The American establishment is incapable of doing anything like this because it would mean assigning blame on friends, in some cases criminal accountability; and some politicians and columnists and editors and reporters might actually have to lose some social capital, let alone their jobs, for their bad judgment.
Last summer the British produced a report on the Iraq war that stopped short of examining the American causes of the catastrophe but had these craven/damning phrases about the British complicity in the decision:
[British PM] Tony Blair wrote to George W Bush eight months before the Iraq invasion to offer his unqualified backing for war well before UN weapons inspectors had completed their work, saying: “I will be with you, whatever.” In a six-page memo marked secret and personal, the then British prime minister told Bush… in July 2002 that the removal of Saddam Hussein would “free up the region” even if Iraqis may “feel ambivalent about being invaded”.
Iraqis may “feel ambivalent about being invaded.” Stiff upper lip, Iraqis!
I have contributed my own thoughts about the Israel lobby’s contribution to the U.S. decision to go to war to Code Pink, and done so in gratitude for the role Code Pink played in my life. In 2004 I sat in Madison Square Garden, in the hierarchical networking choir of the mainstream media, as President Bush spoke to the Republican convention, a speech interrupted by Jodie Evans of Code Pink, who pulled off her coat to reveal a pink slip with bloody handprints on it. Evans was dragged out of the hall by the hair and elbows, with her shoes flying off in the aisle right near all those media figures, and she spent the night in jail and no one in the media paid her any mind. But her bravery affected me; how come she is bearing witness while you are sitting there like a potted plant and you have some knowledge about what led this country to war. I channeled some of that activism; and then five years later Code Pink’s Medea Benjamin, and Felice Gelman and Dorothy Zellner, got me into Gaza, and in December Code Pink led demonstrations against the Mubarak regime in Cairo.

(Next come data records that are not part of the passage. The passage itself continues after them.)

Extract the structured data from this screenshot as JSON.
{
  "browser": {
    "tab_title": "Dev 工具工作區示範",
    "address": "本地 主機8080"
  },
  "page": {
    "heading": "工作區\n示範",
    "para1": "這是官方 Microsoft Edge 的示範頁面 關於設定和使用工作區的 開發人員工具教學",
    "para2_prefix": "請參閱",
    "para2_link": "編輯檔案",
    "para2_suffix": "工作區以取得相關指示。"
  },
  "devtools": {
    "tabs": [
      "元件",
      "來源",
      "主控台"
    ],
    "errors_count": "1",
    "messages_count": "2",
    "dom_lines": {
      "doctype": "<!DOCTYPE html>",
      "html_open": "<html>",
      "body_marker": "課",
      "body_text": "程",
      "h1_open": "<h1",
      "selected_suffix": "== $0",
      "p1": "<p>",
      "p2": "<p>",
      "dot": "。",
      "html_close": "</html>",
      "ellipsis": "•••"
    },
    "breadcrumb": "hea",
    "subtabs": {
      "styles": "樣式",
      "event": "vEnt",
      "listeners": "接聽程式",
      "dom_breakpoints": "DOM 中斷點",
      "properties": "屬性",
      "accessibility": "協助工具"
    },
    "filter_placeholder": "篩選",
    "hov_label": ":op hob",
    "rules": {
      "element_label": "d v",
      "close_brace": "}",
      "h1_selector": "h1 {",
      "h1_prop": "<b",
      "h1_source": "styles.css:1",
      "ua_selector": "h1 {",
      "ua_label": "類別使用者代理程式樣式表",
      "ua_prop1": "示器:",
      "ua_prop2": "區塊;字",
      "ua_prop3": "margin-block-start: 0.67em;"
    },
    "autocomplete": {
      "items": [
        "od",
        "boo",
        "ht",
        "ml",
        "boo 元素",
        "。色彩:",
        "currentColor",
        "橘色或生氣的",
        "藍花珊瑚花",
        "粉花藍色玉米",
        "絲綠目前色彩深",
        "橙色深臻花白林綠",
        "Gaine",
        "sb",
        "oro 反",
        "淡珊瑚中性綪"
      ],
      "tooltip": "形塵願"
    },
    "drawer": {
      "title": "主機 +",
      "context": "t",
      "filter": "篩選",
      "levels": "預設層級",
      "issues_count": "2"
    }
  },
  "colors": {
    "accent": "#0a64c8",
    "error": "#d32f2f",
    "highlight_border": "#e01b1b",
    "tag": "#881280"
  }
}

The Iraq War tribunal seeks your support, in social media. You can demand accountability here.
The event Thursday and Friday will of course be livestreamed from the University of DC law school. You can watch it here, 9:30-5.